  2. When you create the comment, it will show up to the maintainer as a diff
  3. The maintainer can see what changes you are suggesting and accept them with a click

When are you done with your review?

If you review the PR and the changes properly address what was described in the description, then it should be sufficient. Not every PR needs comments, it can be approved without any comments or requests for changes. Feel free to ask for help with your review, and/or assign additional reviewers.

Some of the content above was adapted from GitHub Docs.

How to change a pull request in response to review

  1. Check out your branch in GitHub Desktop and open the file in Protege.
  2. Make the suggested changes.
  3. Check the diff.
  4. Commit your changes on your branch.
  5. Note, you do not need to create another PR, your commits will show up on the same PR.
  6. Resolve the comments on the PR.
  7. Notify the reviewer that your PR is ready for re-review.

How to update from master

  1. In GitHub Desktop, navigate to your branch.
  2. In the top file menu, select Branch -> Update from master.

Resolve conflicts on branch

Conflicts arise when edits are made on two separate branches to the same line in a file. (reference). When editing an ontology file (owl file or obo file), conflicts often arise when adding new terms to an ontology file on separate branches, or when there are a lot of open pull requests.

Conflicts in ontology files can be fixed either on the command line or using GitHub Desktop. In this lesson, we describe how to fix conflicts using GitHub Desktop.

Fix conflicts in GitHub desktop

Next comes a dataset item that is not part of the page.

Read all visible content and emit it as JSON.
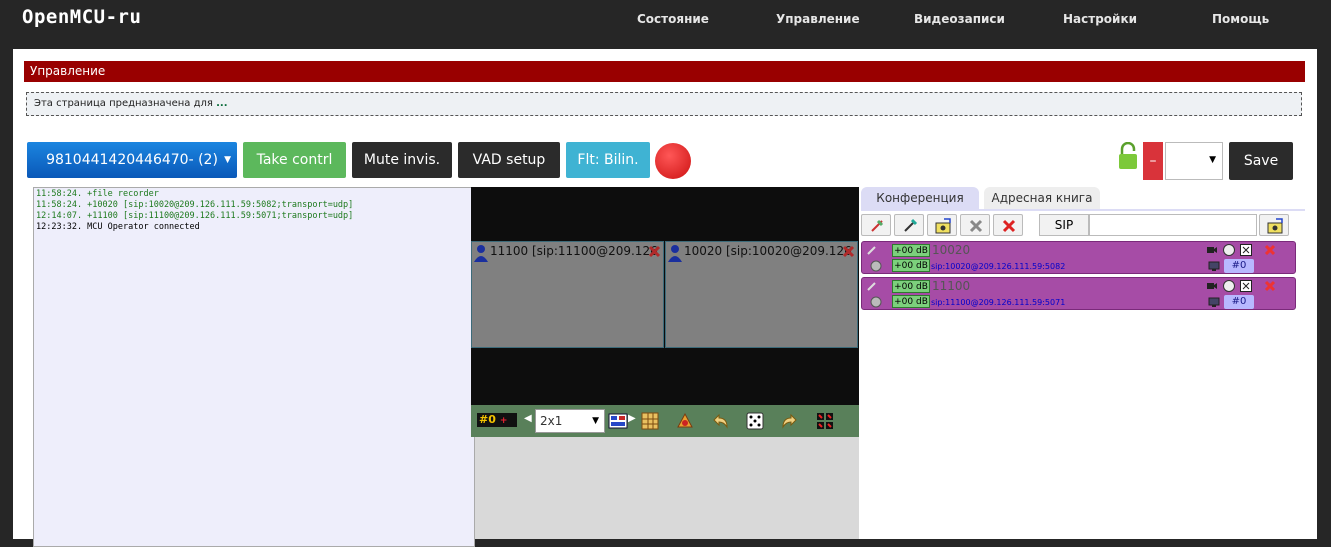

  1. In GitHub Desktop, go to your master/main branch and fetch pull.
  2. Go to branch with conflict.
  3. Pull branch.
  4. Branch -> update from master.
  5. Open in Sublime or Atom.
  6. Make changes in file (open the ontology file in a text editor (like Sublime) and search for the conflicts. These are usually preceded by <<<<<. Fix the conflicts, then save).
  7. In GitHub Desktop, continue merge.
  8. Push.
  9. In terminal: open [ontology file name] ( mondo-edit.obo) or open in Protege manually.
  10. Save as (nothing should have changed in the diff).
  11. Check the diff in GitHub online.

Video Explanation

Watch a video below with an example fixing a conflict in the Mondo ontology file.

Some examples of conflicts that Nicole fixed in Mondo are below:

image image image image

Further regarding

Gene Ontology Daily Workflow

Gene Ontology Editing Guide

GitHub Merge Conflicts

The anatomy of a perfect pull request

Blog post by Hugo Dias

Suggesting Changes on GitHub - includes description of how to make inline commits